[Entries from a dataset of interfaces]

◆ ◆ ◆

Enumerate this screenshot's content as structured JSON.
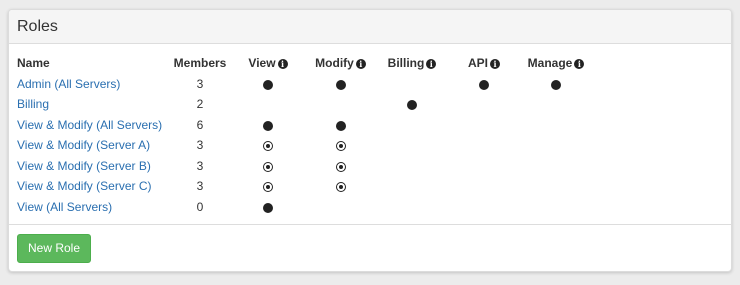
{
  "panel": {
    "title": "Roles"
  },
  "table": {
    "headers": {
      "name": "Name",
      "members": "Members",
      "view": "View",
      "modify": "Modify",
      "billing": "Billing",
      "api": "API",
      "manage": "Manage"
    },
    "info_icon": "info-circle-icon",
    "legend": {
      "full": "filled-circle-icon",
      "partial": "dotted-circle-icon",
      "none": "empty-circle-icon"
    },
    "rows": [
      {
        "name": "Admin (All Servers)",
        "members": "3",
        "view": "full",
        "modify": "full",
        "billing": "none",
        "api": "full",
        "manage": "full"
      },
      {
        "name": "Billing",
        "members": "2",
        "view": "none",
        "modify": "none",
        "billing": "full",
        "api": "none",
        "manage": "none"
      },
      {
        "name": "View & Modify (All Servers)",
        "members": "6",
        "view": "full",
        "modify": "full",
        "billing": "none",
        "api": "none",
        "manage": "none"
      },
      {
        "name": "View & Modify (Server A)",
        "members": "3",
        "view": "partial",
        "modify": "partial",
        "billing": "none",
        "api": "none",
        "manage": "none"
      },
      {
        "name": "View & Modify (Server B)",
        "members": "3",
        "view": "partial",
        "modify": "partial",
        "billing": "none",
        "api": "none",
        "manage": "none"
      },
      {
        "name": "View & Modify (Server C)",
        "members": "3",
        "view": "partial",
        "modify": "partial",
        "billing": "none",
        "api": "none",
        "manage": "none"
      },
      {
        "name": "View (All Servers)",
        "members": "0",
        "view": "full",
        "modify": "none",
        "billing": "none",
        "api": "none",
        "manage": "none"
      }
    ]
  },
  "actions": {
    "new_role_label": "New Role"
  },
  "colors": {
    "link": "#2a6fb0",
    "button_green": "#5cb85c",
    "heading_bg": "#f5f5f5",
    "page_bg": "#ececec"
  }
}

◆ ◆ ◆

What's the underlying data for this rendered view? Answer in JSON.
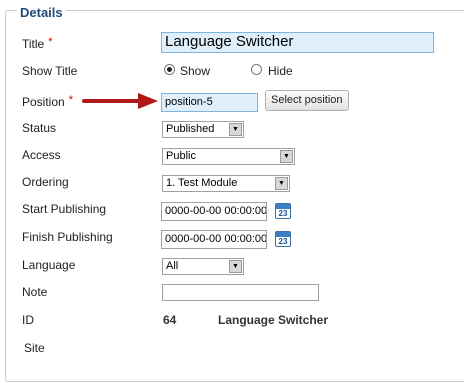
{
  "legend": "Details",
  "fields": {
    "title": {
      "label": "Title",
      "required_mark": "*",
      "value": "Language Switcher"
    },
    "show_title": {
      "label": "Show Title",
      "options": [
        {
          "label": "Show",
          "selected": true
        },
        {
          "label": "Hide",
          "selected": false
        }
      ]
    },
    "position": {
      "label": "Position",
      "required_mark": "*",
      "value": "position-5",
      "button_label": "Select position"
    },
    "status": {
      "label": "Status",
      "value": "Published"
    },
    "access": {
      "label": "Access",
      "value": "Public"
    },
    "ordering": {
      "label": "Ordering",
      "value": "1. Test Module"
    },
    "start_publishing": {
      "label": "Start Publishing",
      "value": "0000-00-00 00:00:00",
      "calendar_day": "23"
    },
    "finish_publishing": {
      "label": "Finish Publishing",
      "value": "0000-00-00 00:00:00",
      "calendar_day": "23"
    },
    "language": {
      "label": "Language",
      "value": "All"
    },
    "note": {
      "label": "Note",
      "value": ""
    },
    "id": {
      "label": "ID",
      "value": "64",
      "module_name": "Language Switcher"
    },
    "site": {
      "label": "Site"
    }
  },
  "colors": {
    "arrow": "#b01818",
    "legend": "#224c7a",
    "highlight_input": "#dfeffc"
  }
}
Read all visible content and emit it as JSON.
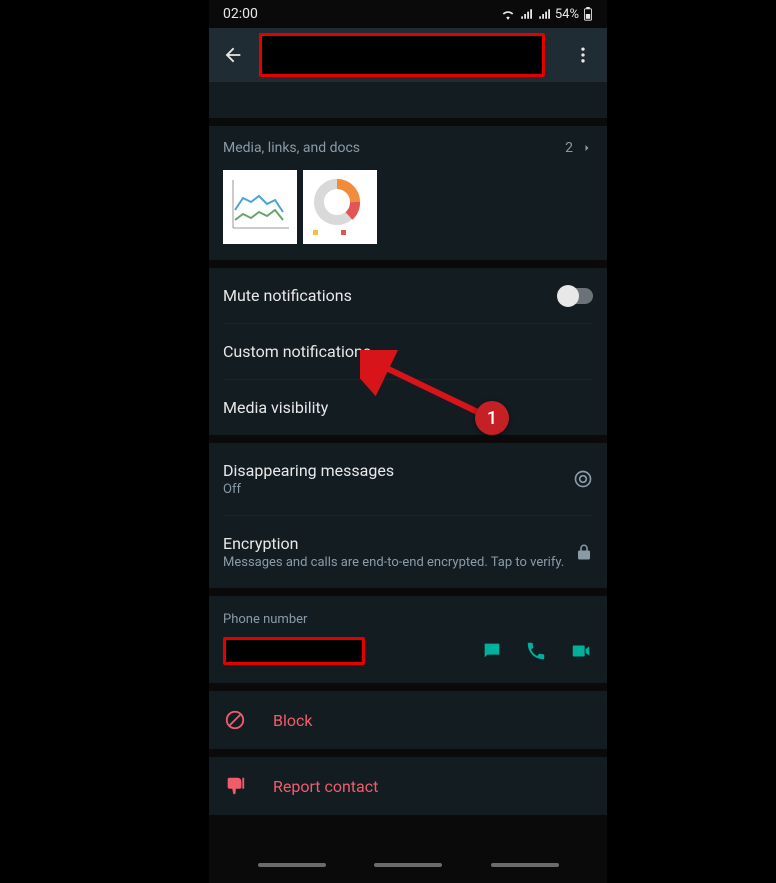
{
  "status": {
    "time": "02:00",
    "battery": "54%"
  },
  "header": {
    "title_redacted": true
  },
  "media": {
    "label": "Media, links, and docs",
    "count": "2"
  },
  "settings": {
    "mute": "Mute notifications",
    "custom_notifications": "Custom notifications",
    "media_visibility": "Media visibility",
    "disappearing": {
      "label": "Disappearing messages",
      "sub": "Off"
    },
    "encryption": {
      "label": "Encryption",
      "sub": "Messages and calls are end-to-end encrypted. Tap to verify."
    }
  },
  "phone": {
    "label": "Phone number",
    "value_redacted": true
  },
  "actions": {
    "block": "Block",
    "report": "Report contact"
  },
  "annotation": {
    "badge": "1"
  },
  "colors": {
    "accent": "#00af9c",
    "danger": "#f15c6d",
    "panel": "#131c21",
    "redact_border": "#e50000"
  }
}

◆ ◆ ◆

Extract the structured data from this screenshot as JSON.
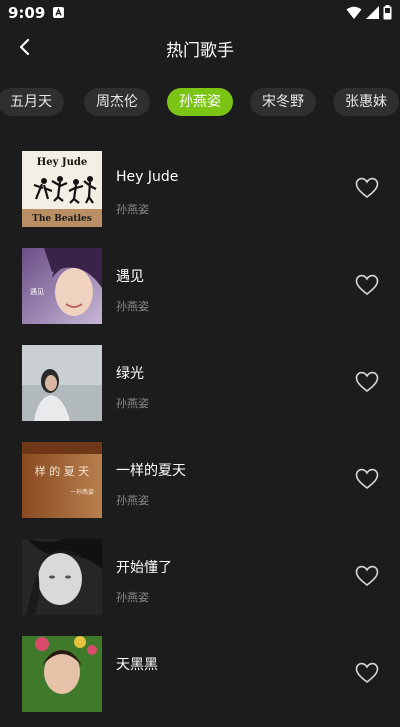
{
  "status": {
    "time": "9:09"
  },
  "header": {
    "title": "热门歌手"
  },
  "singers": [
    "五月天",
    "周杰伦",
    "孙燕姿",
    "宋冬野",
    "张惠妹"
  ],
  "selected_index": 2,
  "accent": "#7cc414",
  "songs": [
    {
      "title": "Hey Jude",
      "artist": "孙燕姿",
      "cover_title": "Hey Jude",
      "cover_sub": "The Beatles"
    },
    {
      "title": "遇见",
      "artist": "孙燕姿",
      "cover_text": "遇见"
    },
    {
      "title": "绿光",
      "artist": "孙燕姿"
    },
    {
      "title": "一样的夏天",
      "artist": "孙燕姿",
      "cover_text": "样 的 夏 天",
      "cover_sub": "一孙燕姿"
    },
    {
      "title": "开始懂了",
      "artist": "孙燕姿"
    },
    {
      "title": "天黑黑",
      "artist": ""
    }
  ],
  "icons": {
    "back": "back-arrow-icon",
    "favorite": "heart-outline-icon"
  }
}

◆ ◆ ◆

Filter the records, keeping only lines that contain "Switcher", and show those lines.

● **TASK ANSWER**
      "value": "Language Switcher"
      "module_name": "Language Switcher"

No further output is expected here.